Supplied entries: Begin
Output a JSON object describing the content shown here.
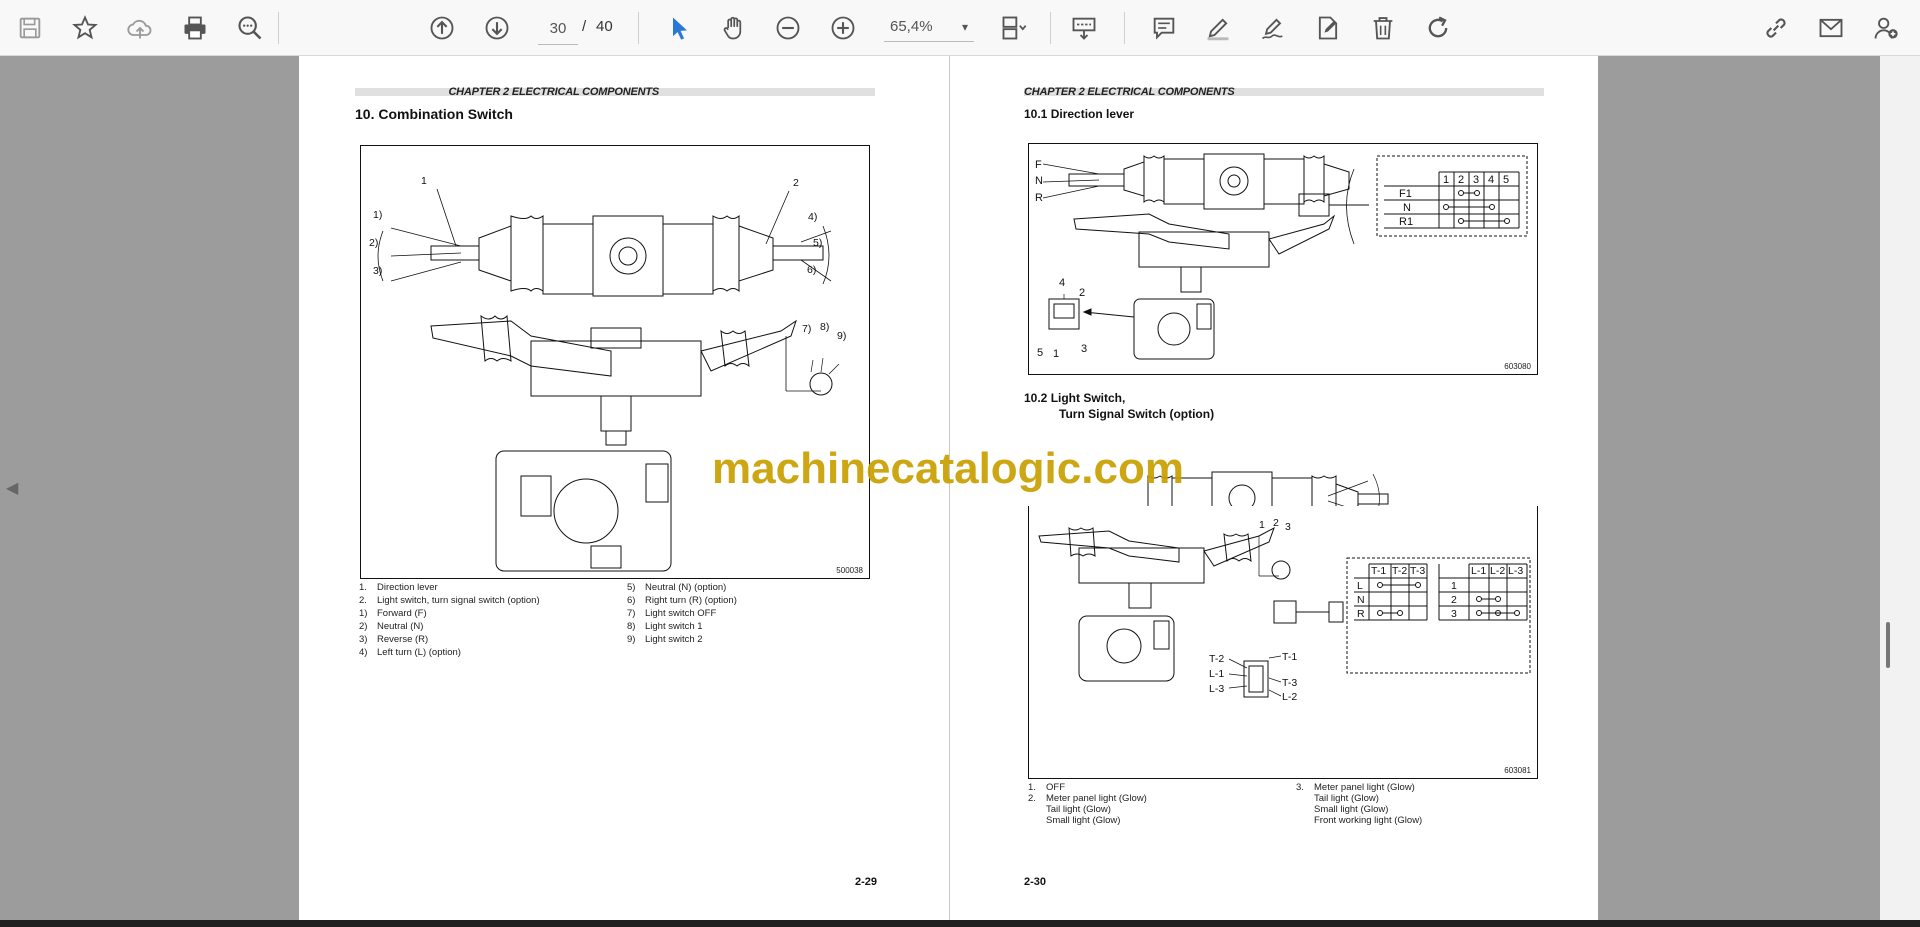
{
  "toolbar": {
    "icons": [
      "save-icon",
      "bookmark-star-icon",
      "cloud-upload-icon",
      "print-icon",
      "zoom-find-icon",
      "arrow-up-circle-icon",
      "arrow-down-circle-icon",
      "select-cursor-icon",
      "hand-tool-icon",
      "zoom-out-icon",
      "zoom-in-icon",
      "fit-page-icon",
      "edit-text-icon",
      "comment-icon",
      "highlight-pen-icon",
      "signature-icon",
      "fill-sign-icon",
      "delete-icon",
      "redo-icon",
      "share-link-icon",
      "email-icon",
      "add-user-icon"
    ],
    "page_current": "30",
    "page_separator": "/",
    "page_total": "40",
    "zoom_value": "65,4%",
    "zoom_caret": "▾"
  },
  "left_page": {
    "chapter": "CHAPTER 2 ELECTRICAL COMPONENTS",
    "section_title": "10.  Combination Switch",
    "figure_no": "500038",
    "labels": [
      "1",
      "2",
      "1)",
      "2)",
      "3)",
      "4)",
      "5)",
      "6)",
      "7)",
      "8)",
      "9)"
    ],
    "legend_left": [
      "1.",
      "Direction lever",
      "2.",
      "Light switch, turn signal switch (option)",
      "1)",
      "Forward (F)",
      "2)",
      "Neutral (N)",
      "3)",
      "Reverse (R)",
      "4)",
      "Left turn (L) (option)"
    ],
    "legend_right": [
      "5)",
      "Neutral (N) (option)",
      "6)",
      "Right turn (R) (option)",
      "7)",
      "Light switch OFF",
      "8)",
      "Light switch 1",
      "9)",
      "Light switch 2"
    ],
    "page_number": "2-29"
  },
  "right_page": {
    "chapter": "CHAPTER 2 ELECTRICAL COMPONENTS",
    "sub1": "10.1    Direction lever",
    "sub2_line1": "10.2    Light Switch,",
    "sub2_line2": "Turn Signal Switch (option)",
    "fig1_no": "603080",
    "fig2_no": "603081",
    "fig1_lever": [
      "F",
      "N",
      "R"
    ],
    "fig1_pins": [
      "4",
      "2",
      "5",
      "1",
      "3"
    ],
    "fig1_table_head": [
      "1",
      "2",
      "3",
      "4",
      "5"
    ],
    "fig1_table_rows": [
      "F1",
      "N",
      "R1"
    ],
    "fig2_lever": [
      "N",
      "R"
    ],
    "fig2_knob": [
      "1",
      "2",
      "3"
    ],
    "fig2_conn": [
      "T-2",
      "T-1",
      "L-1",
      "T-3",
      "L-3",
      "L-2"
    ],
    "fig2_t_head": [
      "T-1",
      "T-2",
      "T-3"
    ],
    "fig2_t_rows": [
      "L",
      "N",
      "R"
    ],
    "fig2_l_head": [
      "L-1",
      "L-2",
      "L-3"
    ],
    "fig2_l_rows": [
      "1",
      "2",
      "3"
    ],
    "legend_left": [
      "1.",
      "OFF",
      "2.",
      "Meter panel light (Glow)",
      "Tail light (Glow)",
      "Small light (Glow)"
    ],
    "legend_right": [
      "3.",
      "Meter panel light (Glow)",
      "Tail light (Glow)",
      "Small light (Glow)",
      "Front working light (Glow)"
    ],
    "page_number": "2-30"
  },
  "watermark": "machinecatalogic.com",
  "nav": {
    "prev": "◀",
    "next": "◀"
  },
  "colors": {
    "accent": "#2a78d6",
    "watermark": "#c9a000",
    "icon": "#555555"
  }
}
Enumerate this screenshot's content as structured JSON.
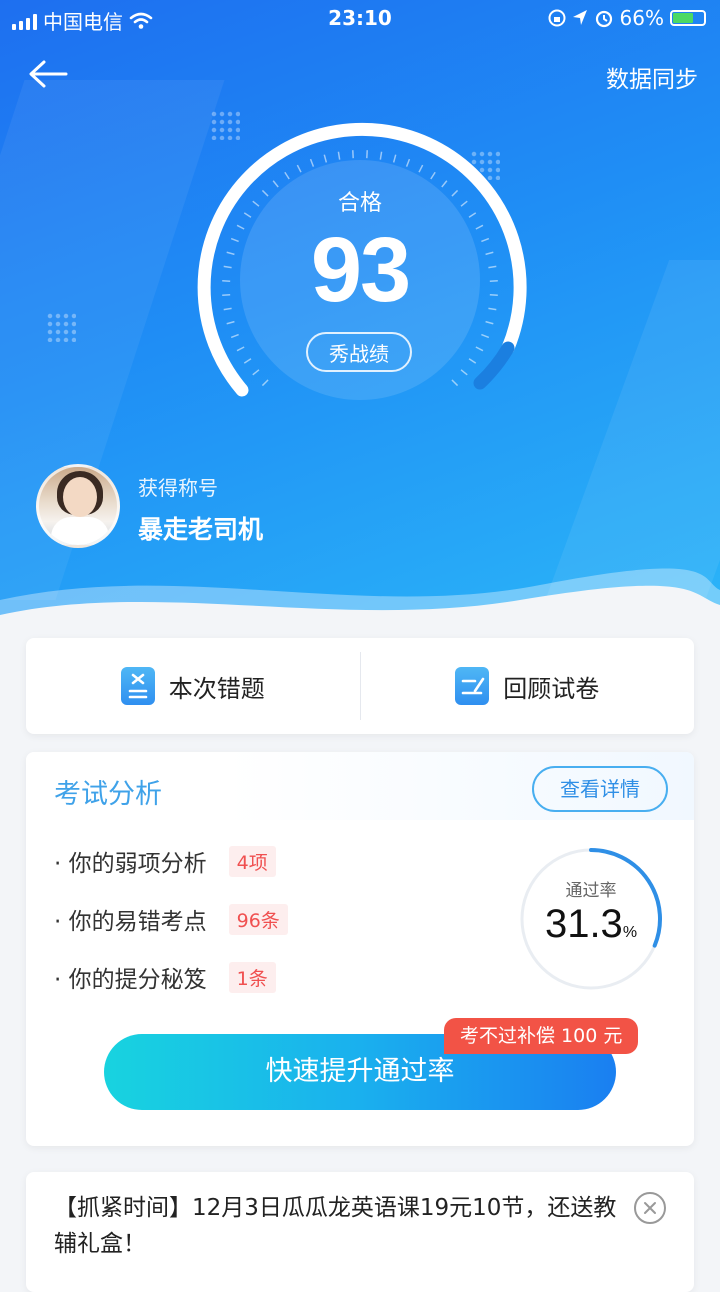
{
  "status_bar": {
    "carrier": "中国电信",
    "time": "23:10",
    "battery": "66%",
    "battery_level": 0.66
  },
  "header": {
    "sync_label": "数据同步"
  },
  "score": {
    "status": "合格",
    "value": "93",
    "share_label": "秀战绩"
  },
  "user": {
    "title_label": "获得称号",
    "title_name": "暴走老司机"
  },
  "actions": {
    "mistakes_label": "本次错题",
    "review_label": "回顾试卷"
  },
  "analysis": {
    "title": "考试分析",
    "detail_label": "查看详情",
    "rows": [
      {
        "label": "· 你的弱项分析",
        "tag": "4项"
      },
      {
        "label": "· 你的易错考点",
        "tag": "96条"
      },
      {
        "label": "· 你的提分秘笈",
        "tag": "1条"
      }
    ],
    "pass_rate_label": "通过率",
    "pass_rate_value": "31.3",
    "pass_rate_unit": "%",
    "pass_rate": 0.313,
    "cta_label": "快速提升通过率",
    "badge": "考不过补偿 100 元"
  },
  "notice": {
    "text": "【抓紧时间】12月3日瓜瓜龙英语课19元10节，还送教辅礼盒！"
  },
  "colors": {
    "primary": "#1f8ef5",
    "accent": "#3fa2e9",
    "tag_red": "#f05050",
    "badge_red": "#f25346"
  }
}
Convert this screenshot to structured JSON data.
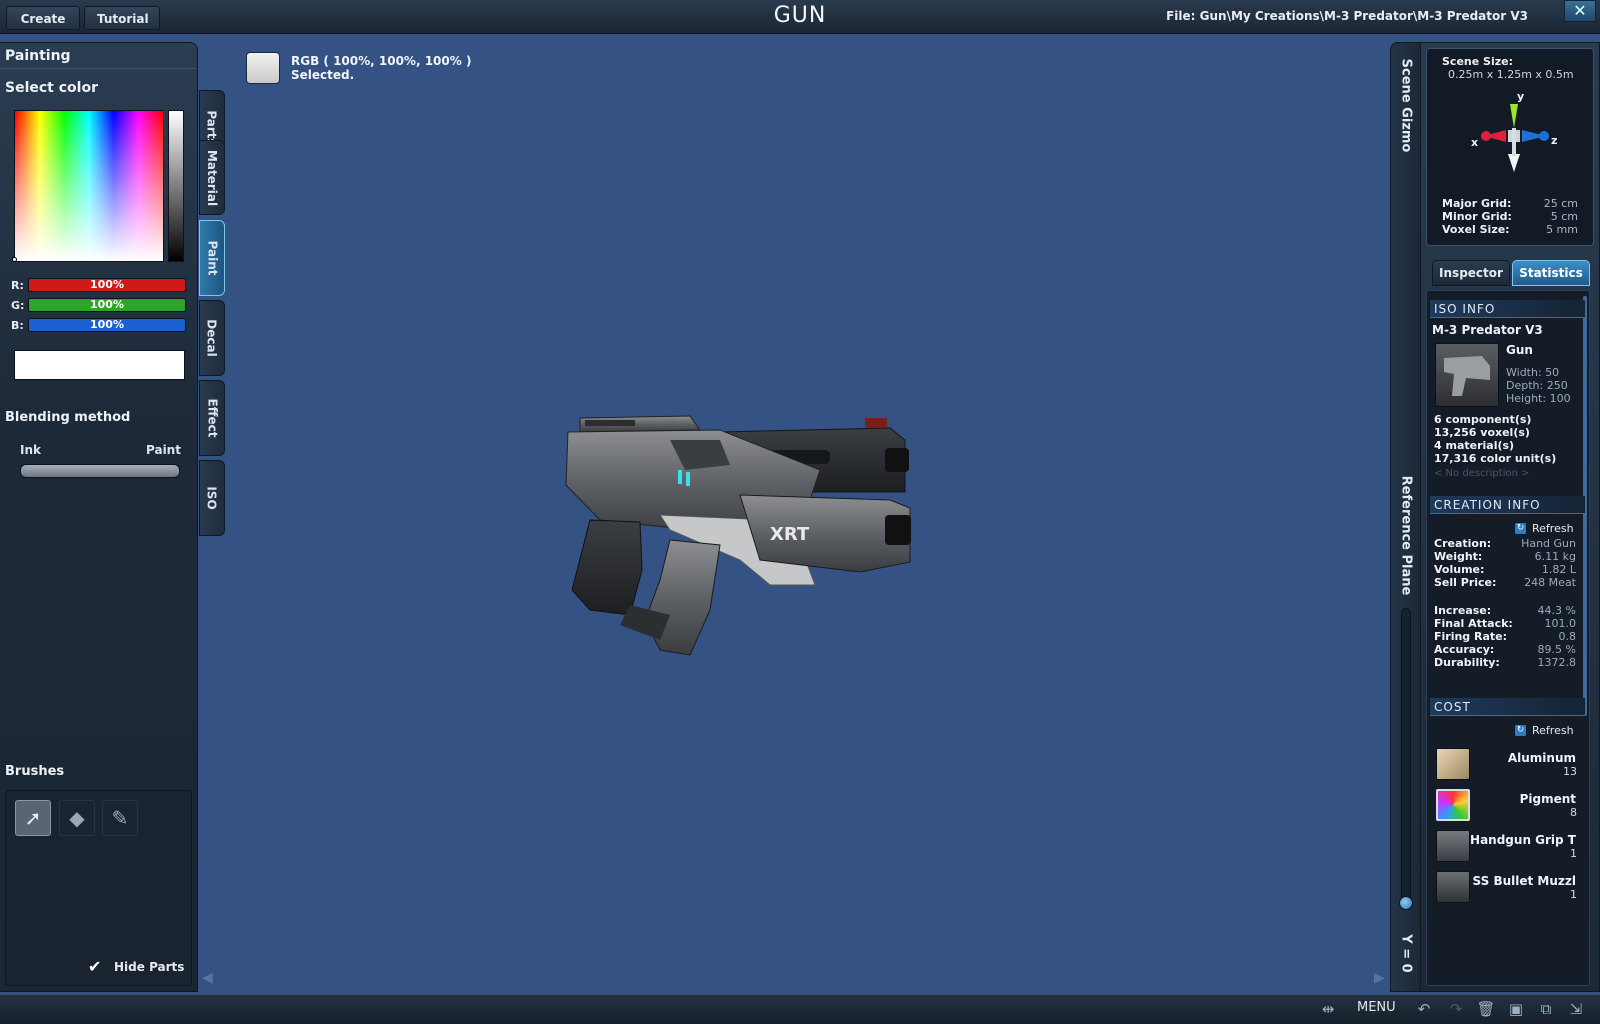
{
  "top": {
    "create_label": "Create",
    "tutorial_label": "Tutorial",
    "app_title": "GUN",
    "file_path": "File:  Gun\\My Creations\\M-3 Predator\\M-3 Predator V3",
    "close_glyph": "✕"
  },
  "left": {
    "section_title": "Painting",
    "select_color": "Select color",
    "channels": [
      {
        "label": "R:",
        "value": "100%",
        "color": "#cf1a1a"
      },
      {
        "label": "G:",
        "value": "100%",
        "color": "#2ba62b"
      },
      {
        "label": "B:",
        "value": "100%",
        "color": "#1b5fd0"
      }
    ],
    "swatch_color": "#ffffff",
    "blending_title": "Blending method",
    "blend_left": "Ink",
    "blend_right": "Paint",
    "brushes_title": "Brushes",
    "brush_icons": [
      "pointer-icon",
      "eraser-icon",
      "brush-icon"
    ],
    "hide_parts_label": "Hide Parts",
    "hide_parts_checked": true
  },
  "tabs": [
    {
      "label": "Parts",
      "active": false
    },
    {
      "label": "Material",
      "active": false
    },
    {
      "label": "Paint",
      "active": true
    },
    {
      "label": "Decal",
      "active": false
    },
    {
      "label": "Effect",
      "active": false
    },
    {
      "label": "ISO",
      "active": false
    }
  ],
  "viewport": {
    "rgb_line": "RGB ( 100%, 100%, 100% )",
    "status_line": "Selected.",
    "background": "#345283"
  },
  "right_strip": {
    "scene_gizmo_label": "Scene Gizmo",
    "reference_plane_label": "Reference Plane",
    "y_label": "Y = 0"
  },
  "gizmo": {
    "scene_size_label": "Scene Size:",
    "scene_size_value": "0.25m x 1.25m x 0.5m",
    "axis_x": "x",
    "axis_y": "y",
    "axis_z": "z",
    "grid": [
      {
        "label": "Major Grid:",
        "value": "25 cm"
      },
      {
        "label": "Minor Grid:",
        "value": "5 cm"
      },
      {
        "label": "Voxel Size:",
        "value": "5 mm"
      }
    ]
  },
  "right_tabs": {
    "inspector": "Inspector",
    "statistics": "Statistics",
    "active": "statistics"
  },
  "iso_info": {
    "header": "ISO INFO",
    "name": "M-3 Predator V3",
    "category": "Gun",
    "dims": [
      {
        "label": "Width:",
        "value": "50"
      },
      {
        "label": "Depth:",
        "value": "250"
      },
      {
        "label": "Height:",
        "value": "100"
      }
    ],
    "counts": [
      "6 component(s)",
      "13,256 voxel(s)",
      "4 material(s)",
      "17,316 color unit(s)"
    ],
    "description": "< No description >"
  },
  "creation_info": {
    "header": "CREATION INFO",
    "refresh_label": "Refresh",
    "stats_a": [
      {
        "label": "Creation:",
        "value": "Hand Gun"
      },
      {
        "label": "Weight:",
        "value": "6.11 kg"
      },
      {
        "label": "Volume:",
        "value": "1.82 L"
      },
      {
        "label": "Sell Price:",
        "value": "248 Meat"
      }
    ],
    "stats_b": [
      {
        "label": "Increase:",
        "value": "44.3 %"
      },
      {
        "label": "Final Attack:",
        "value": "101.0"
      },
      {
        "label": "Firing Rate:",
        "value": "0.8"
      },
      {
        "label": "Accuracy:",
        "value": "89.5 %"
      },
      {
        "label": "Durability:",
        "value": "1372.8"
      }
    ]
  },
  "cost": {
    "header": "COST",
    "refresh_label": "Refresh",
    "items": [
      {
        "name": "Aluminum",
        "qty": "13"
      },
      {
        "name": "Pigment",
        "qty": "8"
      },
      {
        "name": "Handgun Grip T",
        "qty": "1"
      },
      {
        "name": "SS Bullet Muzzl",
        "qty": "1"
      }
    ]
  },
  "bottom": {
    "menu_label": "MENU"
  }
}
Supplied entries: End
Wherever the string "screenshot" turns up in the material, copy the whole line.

Enumerate this screenshot's content as structured JSON.
Convert this screenshot to structured JSON data.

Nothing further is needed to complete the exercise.